The first storm of the fall season brought showers, cooler temperatures and gusty winds to much of Southern California on Wednesday.
The gloomy weather made the region feel like fall for the first time since the season changed Sept. 22.
Scattered light-to-moderate showers were expected to continue over coastal and inland areas through late morning, the National Weather Service reported in its short-term forecast.
Rainfall was expected to be heavier and last longer in Los Angeles County than in the rest of the Southern California region, according to the weather service.
The first rain prompted warnings about road conditions, with the Los Angeles County Sheriff’s Department asking drivers to slow down.
“The first rain of the season causes the oils on the road to come to the surface and cars to slide and crash. Please use caution,” the sheriff’s department stated in a news release.
The environmental group Los Angeles Waterkeeper warned that the “first flush” rain could bring high pollution levels to Santa Monica and San Pedro bays as contaminants on city streets are funneled into the ocean via storm drains.
The storm was expected to bring a dusting of snow to area mountains, with snow levels was likely to drop to 5,500 feet and as low as 4,500 feet in some areas.
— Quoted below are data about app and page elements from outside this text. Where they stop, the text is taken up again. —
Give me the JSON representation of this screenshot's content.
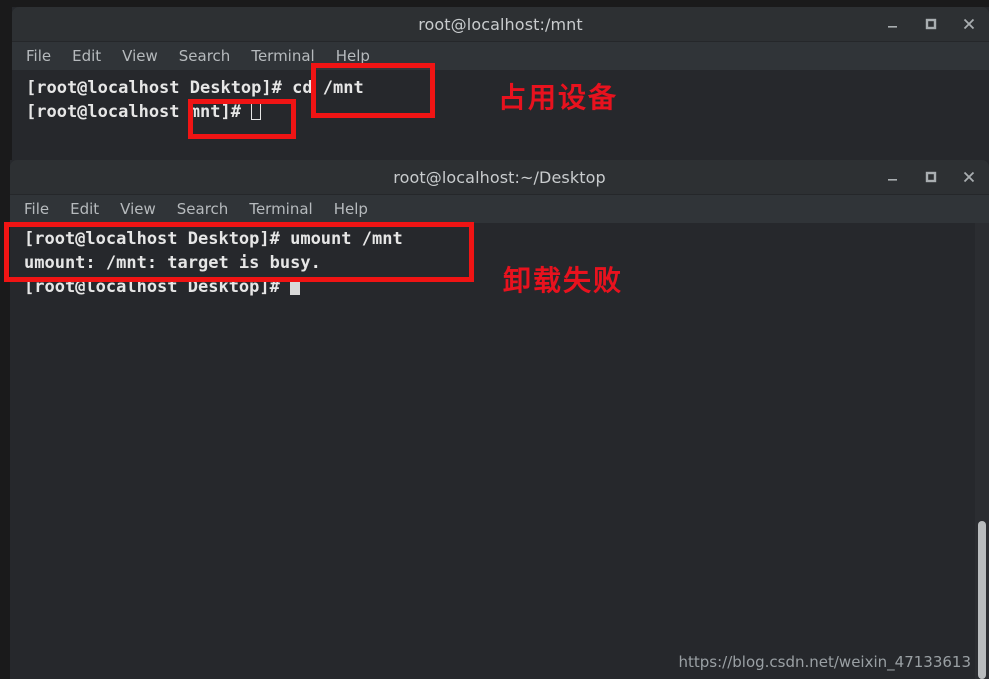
{
  "desktop": {
    "background": "#1a1a1b",
    "watermark": "https://blog.csdn.net/weixin_47133613"
  },
  "colors": {
    "titlebar": "#2d3033",
    "menubar": "#303438",
    "terminal_bg": "#26282c",
    "terminal_fg": "#e6e6e6",
    "annotation_red": "#e8121e",
    "box_red": "#f01414"
  },
  "window1": {
    "title": "root@localhost:/mnt",
    "menu": [
      "File",
      "Edit",
      "View",
      "Search",
      "Terminal",
      "Help"
    ],
    "controls": {
      "minimize": "minimize-icon",
      "maximize": "maximize-icon",
      "close": "close-icon"
    },
    "lines": [
      "[root@localhost Desktop]# cd /mnt",
      "[root@localhost mnt]# "
    ]
  },
  "window2": {
    "title": "root@localhost:~/Desktop",
    "menu": [
      "File",
      "Edit",
      "View",
      "Search",
      "Terminal",
      "Help"
    ],
    "controls": {
      "minimize": "minimize-icon",
      "maximize": "maximize-icon",
      "close": "close-icon"
    },
    "lines": [
      "[root@localhost Desktop]# umount /mnt",
      "umount: /mnt: target is busy.",
      "[root@localhost Desktop]# "
    ]
  },
  "annotations": {
    "occupying_device": "占用设备",
    "unmount_failed": "卸载失败"
  }
}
Accumulations of between 1 and 3 inches could be seen in higher elevations, the weather service stated.
Mountain High ski resort in Wrightwood sent out a notice to news media Wednesday morning that temperatures were in the low 30s and snow was expected by 8 p.m.
Wind gusts of 40 mph to 50 mph were predicted for Antelope Valley.
Highs were expected to be in the mid-60s for the coast and valleys and in the 40s and 50s in the mountains.
Skies were expected to clear and temperatures to rise on Thursday as the cold storm system moves out of the region.